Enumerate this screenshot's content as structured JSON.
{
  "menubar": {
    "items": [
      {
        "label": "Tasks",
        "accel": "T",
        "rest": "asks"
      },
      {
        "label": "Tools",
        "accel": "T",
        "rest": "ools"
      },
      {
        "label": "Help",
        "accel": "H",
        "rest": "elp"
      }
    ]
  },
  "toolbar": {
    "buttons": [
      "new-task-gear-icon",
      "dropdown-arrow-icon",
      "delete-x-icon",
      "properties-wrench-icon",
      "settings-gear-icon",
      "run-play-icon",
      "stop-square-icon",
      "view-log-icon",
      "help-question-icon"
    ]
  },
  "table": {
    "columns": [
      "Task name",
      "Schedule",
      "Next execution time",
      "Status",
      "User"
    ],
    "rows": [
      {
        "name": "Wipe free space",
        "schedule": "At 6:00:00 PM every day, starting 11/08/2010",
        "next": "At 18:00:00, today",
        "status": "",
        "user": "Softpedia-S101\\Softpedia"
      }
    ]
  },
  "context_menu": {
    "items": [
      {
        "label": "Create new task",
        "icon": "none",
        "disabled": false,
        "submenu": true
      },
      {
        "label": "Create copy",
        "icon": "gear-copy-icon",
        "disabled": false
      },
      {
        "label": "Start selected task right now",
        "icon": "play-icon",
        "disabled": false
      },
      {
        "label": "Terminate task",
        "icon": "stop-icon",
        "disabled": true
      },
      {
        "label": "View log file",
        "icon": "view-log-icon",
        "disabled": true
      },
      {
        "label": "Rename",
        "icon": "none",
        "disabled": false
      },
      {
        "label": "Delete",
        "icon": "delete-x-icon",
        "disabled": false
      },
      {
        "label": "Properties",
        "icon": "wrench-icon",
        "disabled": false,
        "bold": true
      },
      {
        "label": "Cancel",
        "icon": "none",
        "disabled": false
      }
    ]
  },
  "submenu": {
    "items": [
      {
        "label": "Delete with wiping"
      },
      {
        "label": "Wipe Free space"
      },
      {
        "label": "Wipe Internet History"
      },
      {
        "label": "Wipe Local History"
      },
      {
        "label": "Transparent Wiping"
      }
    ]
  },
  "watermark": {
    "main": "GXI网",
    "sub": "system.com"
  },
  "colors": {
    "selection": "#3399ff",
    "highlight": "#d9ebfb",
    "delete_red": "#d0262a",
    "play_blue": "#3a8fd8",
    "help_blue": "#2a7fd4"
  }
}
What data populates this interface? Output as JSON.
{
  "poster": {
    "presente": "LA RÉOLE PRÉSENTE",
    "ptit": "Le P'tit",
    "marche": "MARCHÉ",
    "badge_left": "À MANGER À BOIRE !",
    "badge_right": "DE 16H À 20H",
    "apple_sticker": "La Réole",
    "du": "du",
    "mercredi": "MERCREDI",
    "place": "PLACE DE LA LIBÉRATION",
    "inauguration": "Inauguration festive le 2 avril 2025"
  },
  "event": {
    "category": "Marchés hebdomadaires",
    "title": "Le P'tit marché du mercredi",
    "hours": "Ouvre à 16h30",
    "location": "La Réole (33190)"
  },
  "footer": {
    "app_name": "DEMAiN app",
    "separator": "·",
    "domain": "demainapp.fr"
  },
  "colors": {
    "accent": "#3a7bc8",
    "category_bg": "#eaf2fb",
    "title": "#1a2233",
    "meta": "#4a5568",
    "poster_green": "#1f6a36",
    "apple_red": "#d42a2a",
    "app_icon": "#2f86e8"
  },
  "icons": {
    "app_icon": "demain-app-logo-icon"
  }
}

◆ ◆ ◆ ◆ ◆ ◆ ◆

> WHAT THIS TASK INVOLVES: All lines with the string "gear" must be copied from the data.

> TASK ANSWER:
      "new-task-gear-icon",
      "settings-gear-icon",
        "icon": "gear-copy-icon",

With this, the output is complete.